WHAT THE TASK ASKS
Please return every line of the records below that contains the word "Server".

(Data records for software interfaces)
++++

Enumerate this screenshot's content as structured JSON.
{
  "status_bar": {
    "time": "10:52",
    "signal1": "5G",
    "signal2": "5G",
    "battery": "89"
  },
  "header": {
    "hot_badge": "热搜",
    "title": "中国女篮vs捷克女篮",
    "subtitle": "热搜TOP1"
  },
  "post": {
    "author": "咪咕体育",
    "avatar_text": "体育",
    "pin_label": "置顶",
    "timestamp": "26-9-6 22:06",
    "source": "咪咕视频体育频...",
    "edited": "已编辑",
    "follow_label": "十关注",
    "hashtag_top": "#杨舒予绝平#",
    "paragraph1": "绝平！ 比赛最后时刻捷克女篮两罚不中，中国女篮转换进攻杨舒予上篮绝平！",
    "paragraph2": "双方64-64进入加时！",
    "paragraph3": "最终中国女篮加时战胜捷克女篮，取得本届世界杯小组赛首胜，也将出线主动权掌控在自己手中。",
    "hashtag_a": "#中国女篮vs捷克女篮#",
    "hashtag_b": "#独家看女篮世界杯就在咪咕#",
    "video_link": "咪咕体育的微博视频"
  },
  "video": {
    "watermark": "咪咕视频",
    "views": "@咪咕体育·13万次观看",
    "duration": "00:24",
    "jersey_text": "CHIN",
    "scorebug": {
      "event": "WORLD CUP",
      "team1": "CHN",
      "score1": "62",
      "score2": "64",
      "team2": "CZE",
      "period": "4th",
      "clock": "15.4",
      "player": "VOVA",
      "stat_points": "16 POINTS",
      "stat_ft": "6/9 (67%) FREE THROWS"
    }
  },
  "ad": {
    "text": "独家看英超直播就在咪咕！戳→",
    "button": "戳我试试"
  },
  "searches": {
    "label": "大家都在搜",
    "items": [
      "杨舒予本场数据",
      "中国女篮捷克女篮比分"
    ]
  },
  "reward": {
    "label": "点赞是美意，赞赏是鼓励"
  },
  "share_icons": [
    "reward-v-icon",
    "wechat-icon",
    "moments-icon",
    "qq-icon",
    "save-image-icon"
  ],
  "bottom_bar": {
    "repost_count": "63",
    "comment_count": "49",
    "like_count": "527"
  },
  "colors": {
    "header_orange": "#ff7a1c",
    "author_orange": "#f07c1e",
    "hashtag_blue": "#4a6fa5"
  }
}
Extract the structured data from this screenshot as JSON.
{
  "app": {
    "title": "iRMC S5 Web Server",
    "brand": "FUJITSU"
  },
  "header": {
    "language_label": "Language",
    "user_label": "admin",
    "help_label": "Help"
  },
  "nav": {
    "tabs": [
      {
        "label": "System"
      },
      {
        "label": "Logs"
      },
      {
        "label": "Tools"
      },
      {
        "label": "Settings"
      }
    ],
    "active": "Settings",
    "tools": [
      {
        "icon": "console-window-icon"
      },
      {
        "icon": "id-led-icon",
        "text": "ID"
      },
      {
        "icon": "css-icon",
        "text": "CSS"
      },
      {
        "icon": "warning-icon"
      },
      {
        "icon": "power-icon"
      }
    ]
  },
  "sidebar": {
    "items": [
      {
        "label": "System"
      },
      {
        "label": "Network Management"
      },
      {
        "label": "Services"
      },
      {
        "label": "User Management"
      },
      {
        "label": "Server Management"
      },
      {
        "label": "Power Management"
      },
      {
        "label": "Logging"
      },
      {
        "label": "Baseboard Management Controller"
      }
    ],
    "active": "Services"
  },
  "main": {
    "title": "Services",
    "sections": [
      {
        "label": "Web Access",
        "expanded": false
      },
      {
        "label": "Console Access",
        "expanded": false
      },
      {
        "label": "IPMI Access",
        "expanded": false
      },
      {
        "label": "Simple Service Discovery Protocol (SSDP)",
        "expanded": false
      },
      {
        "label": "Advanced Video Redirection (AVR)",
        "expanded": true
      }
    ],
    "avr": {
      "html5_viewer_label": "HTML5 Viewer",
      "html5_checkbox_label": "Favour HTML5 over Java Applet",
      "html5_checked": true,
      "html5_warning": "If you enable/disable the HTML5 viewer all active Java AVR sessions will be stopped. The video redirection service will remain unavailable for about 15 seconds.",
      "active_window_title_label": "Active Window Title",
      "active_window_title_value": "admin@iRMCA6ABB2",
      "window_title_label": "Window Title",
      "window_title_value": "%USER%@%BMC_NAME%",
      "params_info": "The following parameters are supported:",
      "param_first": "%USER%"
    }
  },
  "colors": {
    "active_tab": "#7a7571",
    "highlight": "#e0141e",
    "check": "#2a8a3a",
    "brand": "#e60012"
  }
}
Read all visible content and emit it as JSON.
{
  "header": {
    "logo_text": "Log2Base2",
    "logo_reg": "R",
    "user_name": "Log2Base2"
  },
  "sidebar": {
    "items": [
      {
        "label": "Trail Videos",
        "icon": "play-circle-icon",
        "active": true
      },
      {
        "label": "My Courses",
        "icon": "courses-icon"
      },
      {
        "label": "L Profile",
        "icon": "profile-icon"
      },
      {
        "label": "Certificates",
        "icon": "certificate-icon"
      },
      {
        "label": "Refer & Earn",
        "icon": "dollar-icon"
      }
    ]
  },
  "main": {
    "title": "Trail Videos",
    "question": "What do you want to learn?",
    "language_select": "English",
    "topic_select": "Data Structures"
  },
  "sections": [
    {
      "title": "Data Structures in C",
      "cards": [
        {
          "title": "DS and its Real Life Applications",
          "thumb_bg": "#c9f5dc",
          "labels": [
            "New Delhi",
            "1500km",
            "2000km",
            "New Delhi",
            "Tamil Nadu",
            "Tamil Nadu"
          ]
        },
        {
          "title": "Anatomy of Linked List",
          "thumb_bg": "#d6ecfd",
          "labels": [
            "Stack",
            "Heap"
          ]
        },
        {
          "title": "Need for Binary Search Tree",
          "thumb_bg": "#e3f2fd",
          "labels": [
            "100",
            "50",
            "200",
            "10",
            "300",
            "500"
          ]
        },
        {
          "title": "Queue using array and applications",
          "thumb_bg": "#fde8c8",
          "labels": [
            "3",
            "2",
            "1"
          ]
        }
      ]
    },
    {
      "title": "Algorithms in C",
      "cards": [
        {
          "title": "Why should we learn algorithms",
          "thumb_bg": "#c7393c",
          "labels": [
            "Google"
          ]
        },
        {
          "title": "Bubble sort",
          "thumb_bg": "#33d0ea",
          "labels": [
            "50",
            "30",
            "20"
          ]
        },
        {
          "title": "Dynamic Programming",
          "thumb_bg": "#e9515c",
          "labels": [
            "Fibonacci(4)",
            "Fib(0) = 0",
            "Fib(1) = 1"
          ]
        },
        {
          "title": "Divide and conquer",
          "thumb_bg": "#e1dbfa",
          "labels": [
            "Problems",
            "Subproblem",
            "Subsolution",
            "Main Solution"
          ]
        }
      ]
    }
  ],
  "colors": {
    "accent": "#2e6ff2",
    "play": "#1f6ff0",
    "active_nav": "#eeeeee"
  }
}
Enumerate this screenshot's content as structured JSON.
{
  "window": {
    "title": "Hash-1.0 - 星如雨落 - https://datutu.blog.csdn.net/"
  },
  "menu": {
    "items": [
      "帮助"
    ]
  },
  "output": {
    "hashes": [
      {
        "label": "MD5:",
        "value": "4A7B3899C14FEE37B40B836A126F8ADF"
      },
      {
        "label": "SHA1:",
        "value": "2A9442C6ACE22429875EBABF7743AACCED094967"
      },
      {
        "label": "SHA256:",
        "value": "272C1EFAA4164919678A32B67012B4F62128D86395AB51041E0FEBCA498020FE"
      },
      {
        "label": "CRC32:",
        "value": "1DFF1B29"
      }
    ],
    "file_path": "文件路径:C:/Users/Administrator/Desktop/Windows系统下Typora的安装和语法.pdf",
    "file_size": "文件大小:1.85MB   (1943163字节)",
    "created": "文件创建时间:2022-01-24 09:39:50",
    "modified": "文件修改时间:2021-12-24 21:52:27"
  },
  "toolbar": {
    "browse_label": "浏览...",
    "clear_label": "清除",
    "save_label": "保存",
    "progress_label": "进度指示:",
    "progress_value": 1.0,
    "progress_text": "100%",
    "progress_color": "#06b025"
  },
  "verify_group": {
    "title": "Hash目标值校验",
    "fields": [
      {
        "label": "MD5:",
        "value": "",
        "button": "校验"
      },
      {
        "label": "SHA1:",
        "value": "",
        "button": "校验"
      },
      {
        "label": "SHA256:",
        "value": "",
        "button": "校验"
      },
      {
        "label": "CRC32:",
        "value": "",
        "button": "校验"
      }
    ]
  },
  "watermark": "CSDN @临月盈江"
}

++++

EXPECTED ANSWER
    "title": "iRMC S5 Web Server",
        "label": "Server Management"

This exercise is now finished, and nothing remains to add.